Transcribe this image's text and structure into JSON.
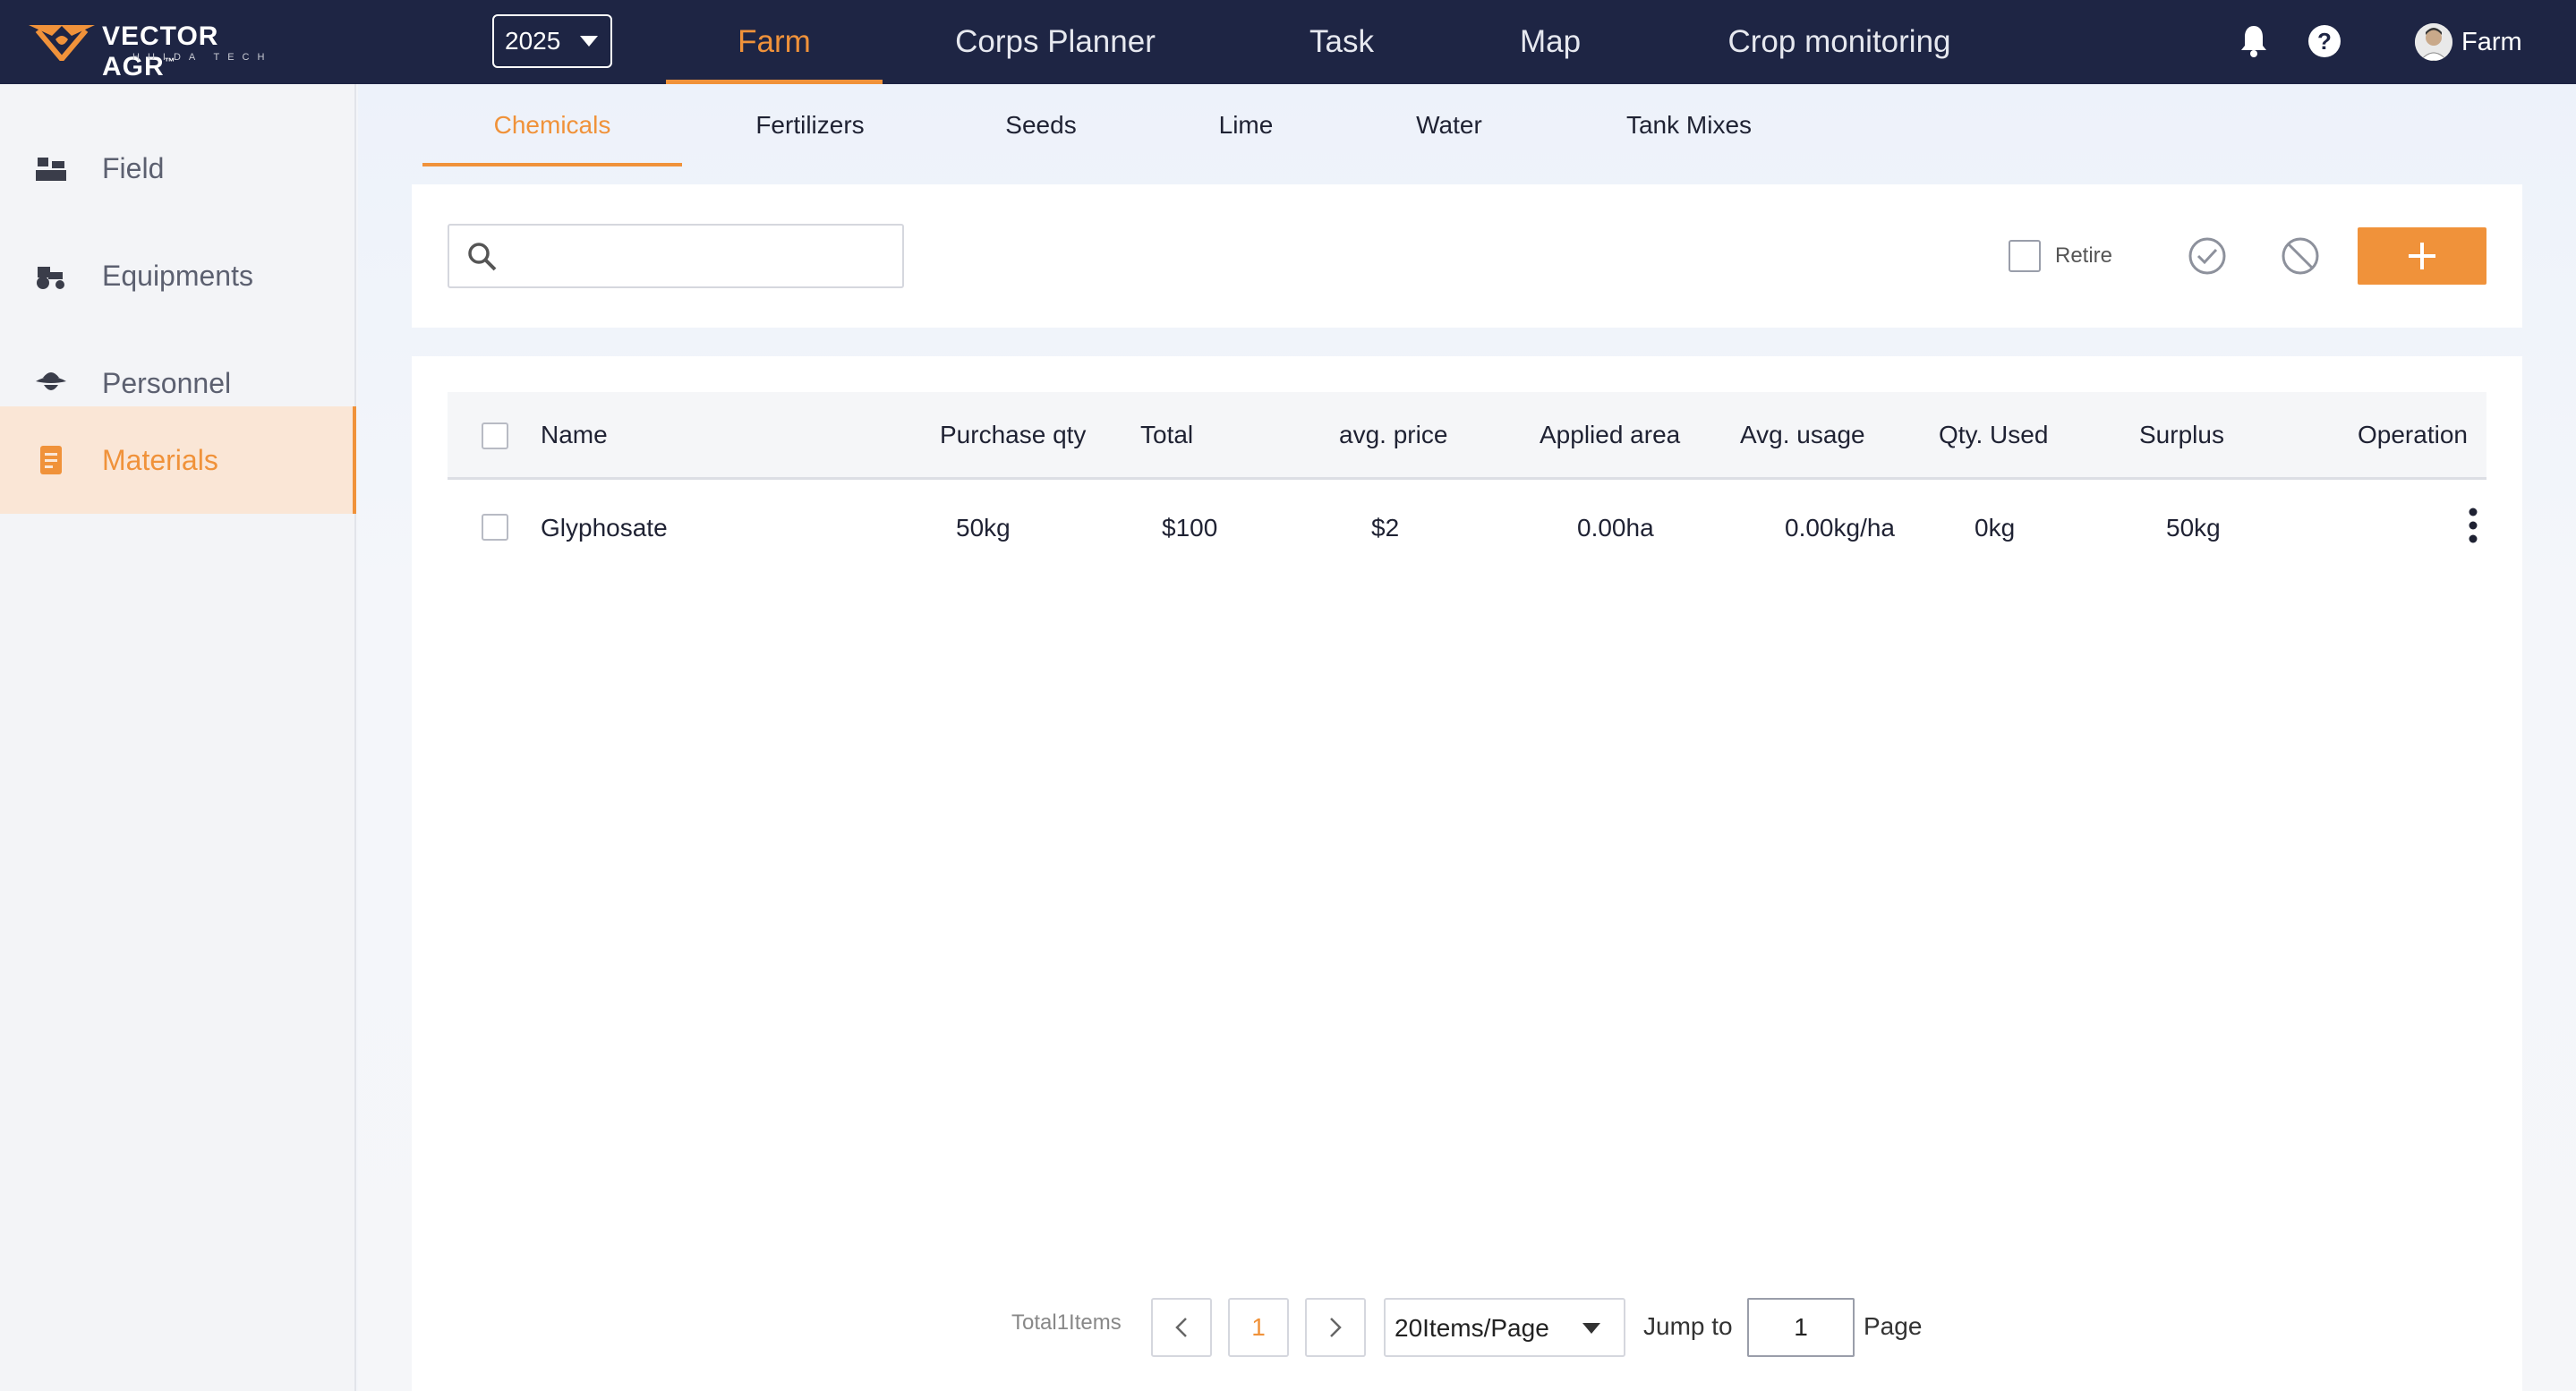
{
  "app": {
    "logo_text": "VECTOR AGR",
    "logo_tm": "™",
    "logo_sub": "HUIDA TECH",
    "year": "2025"
  },
  "nav": [
    {
      "label": "Farm",
      "active": true
    },
    {
      "label": "Corps Planner",
      "active": false
    },
    {
      "label": "Task",
      "active": false
    },
    {
      "label": "Map",
      "active": false
    },
    {
      "label": "Crop monitoring",
      "active": false
    }
  ],
  "user": {
    "name": "Farm"
  },
  "sidebar": {
    "items": [
      {
        "label": "Field",
        "icon": "field-icon"
      },
      {
        "label": "Equipments",
        "icon": "tractor-icon"
      },
      {
        "label": "Personnel",
        "icon": "farmer-hat-icon"
      },
      {
        "label": "Materials",
        "icon": "materials-icon",
        "active": true
      }
    ]
  },
  "subtabs": [
    {
      "label": "Chemicals",
      "active": true
    },
    {
      "label": "Fertilizers"
    },
    {
      "label": "Seeds"
    },
    {
      "label": "Lime"
    },
    {
      "label": "Water"
    },
    {
      "label": "Tank Mixes"
    }
  ],
  "toolbar": {
    "search_placeholder": "",
    "retire_label": "Retire"
  },
  "table": {
    "headers": [
      "Name",
      "Purchase qty",
      "Total",
      "avg. price",
      "Applied area",
      "Avg. usage",
      "Qty. Used",
      "Surplus",
      "Operation"
    ],
    "rows": [
      {
        "name": "Glyphosate",
        "purchase_qty": "50kg",
        "total": "$100",
        "avg_price": "$2",
        "applied_area": "0.00ha",
        "avg_usage": "0.00kg/ha",
        "qty_used": "0kg",
        "surplus": "50kg"
      }
    ]
  },
  "pagination": {
    "total_text": "Total1Items",
    "current_page": "1",
    "page_size": "20Items/Page",
    "jump_label": "Jump to",
    "jump_value": "1",
    "page_label": "Page"
  },
  "colors": {
    "topbar": "#1e2544",
    "accent": "#f0923a",
    "sidebar_active_bg": "#fae6d6"
  }
}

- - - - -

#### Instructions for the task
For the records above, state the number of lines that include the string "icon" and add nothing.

#### Result of the exercise
4